One subtle change, one added clue can change everything.
When Charles Dickens died in June 1870, he left an enduring mystery in his unfinished novel, The Mystery of Edwin Drood. Even after a careful reading, several questions are left unanswered.
Is Edwin Drood alive or dead?
Who killed (or assaulted) Drood?
Who is the mysterious detective Dick Datchery?
Why does haggard woman known as the Princess Puffer hate Jasper?
Jasper is clearly painted as the villain of the piece. This seems rather undeniable though there are passages presenting his inner conflict that are suggestive of a Jekyll and Hyde split-personality. But there is little to indicate that anyone other than Jasper as being responsible for Drood’s disappearance.
Most leading theories surmise that Drood is dead and that Jasper killed him. The body was disposed of in the Cathedral crypts where Jasper used quicklime, which he’d encountered on his nightly visit with Durdles, to hamper identification. Drood’s watch and tiepin where taken and thrown into the Cloisterham River either to dispose of them or to frame Neville Landless.
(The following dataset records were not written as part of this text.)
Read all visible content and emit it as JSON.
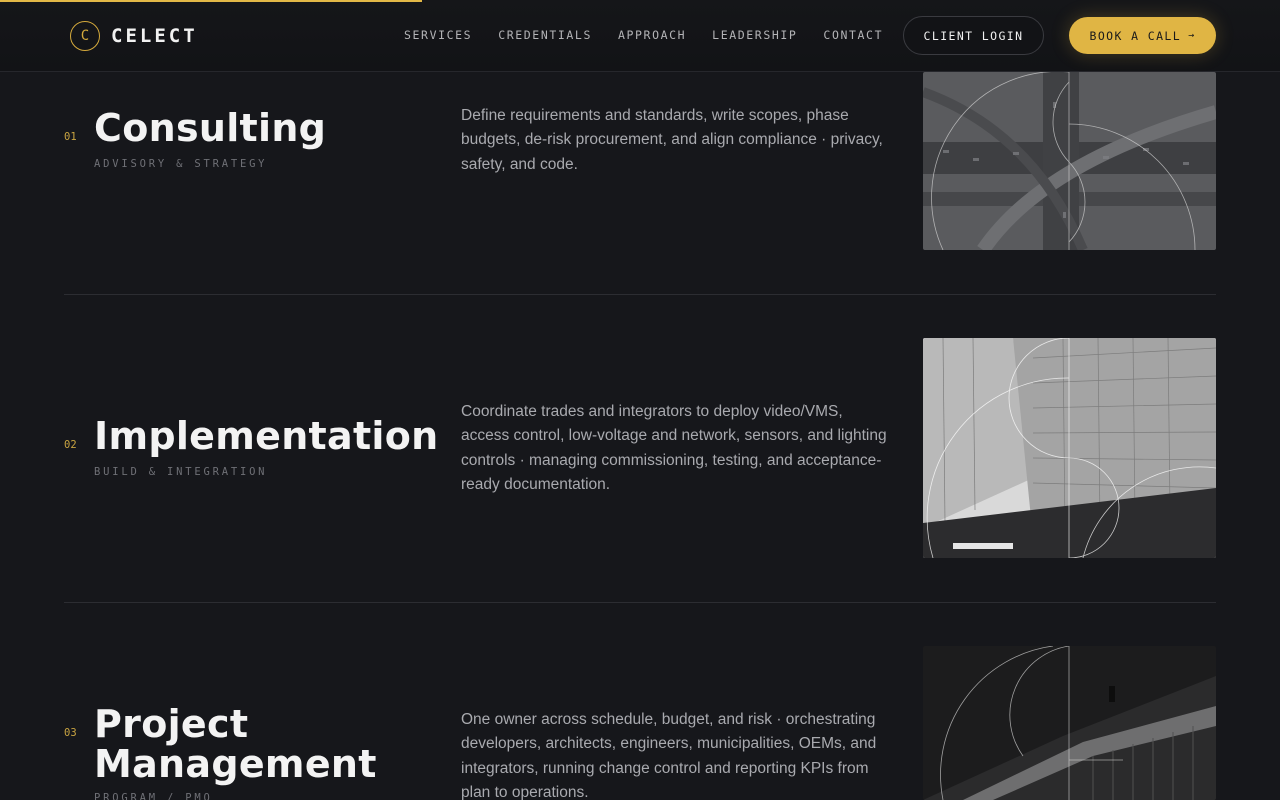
{
  "progress": {
    "scroll_fraction": 0.33
  },
  "brand": {
    "mark": "C",
    "name": "CELECT"
  },
  "nav": {
    "links": [
      "SERVICES",
      "CREDENTIALS",
      "APPROACH",
      "LEADERSHIP",
      "CONTACT"
    ],
    "login_label": "CLIENT LOGIN",
    "cta_label": "BOOK A CALL",
    "cta_arrow": "→"
  },
  "colors": {
    "accent": "#e0b544",
    "background": "#16171b"
  },
  "services": [
    {
      "number": "01",
      "title": "Consulting",
      "subtitle": "ADVISORY & STRATEGY",
      "description": "Define requirements and standards, write scopes, phase budgets, de-risk procurement, and align compliance · privacy, safety, and code.",
      "image": "aerial-highway-interchange"
    },
    {
      "number": "02",
      "title": "Implementation",
      "subtitle": "BUILD & INTEGRATION",
      "description": "Coordinate trades and integrators to deploy video/VMS, access control, low-voltage and network, sensors, and lighting controls · managing commissioning, testing, and acceptance-ready documentation.",
      "image": "glass-office-building"
    },
    {
      "number": "03",
      "title": "Project Management",
      "subtitle": "PROGRAM / PMO",
      "description": "One owner across schedule, budget, and risk · orchestrating developers, architects, engineers, municipalities, OEMs, and integrators, running change control and reporting KPIs from plan to operations.",
      "image": "modern-interior-balcony"
    }
  ]
}
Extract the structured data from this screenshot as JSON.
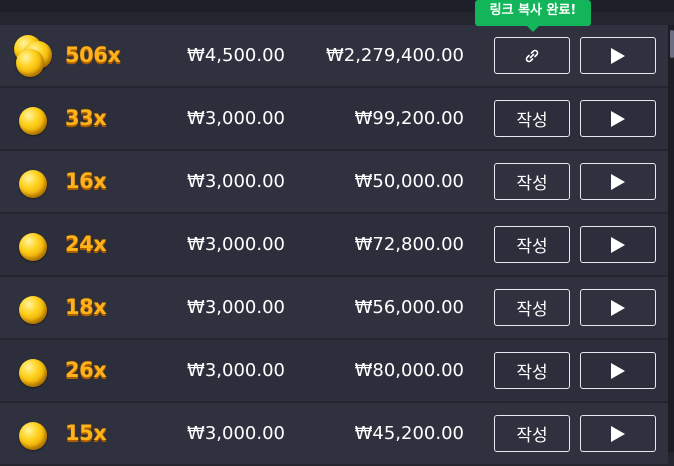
{
  "tooltip": {
    "text": "링크 복사 완료!"
  },
  "rows": [
    {
      "multiplier": "506x",
      "bet": "₩4,500.00",
      "win": "₩2,279,400.00",
      "action": "",
      "action_icon": "link-icon",
      "coin": "pile"
    },
    {
      "multiplier": "33x",
      "bet": "₩3,000.00",
      "win": "₩99,200.00",
      "action": "작성",
      "coin": "single"
    },
    {
      "multiplier": "16x",
      "bet": "₩3,000.00",
      "win": "₩50,000.00",
      "action": "작성",
      "coin": "single"
    },
    {
      "multiplier": "24x",
      "bet": "₩3,000.00",
      "win": "₩72,800.00",
      "action": "작성",
      "coin": "single"
    },
    {
      "multiplier": "18x",
      "bet": "₩3,000.00",
      "win": "₩56,000.00",
      "action": "작성",
      "coin": "single"
    },
    {
      "multiplier": "26x",
      "bet": "₩3,000.00",
      "win": "₩80,000.00",
      "action": "작성",
      "coin": "single"
    },
    {
      "multiplier": "15x",
      "bet": "₩3,000.00",
      "win": "₩45,200.00",
      "action": "작성",
      "coin": "single"
    }
  ],
  "colors": {
    "accent_gold": "#ffb21a",
    "tooltip_green": "#12b55a",
    "row_bg": "#2f313f"
  }
}
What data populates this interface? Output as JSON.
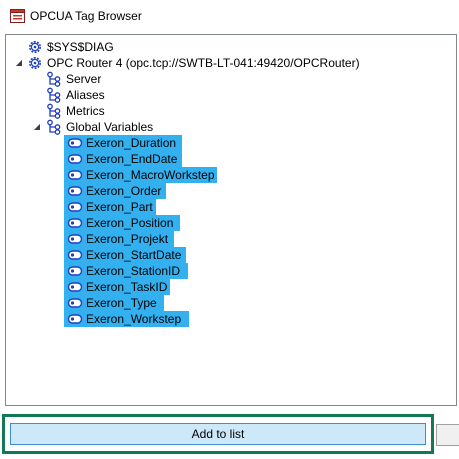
{
  "window": {
    "title": "OPCUA Tag Browser"
  },
  "tree": {
    "diag": {
      "label": "$SYS$DIAG"
    },
    "router": {
      "label": "OPC Router 4 (opc.tcp://SWTB-LT-041:49420/OPCRouter)",
      "children": [
        {
          "label": "Server"
        },
        {
          "label": "Aliases"
        },
        {
          "label": "Metrics"
        },
        {
          "label": "Global Variables"
        }
      ]
    },
    "variables": [
      {
        "label": "Exeron_Duration"
      },
      {
        "label": "Exeron_EndDate"
      },
      {
        "label": "Exeron_MacroWorkstep"
      },
      {
        "label": "Exeron_Order"
      },
      {
        "label": "Exeron_Part"
      },
      {
        "label": "Exeron_Position"
      },
      {
        "label": "Exeron_Projekt"
      },
      {
        "label": "Exeron_StartDate"
      },
      {
        "label": "Exeron_StationID"
      },
      {
        "label": "Exeron_TaskID"
      },
      {
        "label": "Exeron_Type"
      },
      {
        "label": "Exeron_Workstep"
      }
    ]
  },
  "actions": {
    "add_label": "Add to list"
  },
  "colors": {
    "selection": "#33b0ef",
    "highlight_frame": "#117a55",
    "button_bg": "#cde8f8",
    "icon_blue": "#1c3fbf"
  }
}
Unknown to the murderer was the fact that Drood carried a ring belonging to Rosa Bud’s parents. Presumably this would have been the device by which the body would have been identified as Drood’s.
Datchery is often considered to be either Tartar or Bazzard, Mr. Grewgious’ clerk. I’d venture to say Bazzard as the more likely of the two. Grewgious clearly displays suspicions of Jasper and would be likely to employ Bazzard to discovering the truth. Whereas Tartar’s late appearance and connection to the characters presents little in the way of motive for him to take on such a role.
As for the Princess Puffer, who she might be and what role she’s to play, that is certainly a mystery. Her appearances are too few and too little is known about her to conjecture.
So what do I mean by one subtle change, one added clue?
My first exposure to this story comes from the musical version created by Rupert Holmes and staged on Broadway for the first time in 1985. I saw the show when it came through Syracuse on tour in October 1988.
The musical opens up a whole avenue of possibilities with its choose-your-own ending. What makes this possible is that one significant, added clue.
On the night of his disappearance, Edwin Drood leaves his Uncle Jasper’s residence wearing Jasper’s coat. Only two people are aware of this fact. Jasper and Neville.
When Bazzard, given a much larger role in the musical, discovers an important clue, Jasper exclaims, “Why, it’s my coat, the one I gave to Edwin last night! It’s been torn to ribbons … and, blood, oh God, there’s his blood on it! Where did you find this?”*
Why is the coat significant? In both book and play, Jasper and Neville are given motive for killing Drood. However, several characters have a reason to wish Jasper dead, and any one of them seeing Jasper’s coat on a dark, stormy night might mistakenly kill Drood instead. Thus, the suspect pool increases to include the Princess Puffer, Helena, Crisparkle, and Rosa Bud!
Depending on how well played up the coat and antipathy toward Jasper is in a given production, the question of whether the intended victim was Drood or that he was mistaken for his uncle will be a quandary to ponder to various degrees.
Had Dickens included the clue of the coat in his original story, intentional or not, he would have left behind a truly great murder mystery as well-crafted (insofar as it got) as any golden age mystery. As it stands, the “writing on the wall” would strongly suggest that Jasper was the intended killer.
*Above photos and quote are from the 1986 book of the musical, The Mystery of Edwin Drood, by Rupert Holmes and released by The Holmes Line of Records, Inc. Interior B&W photos were taken by Martha Swope.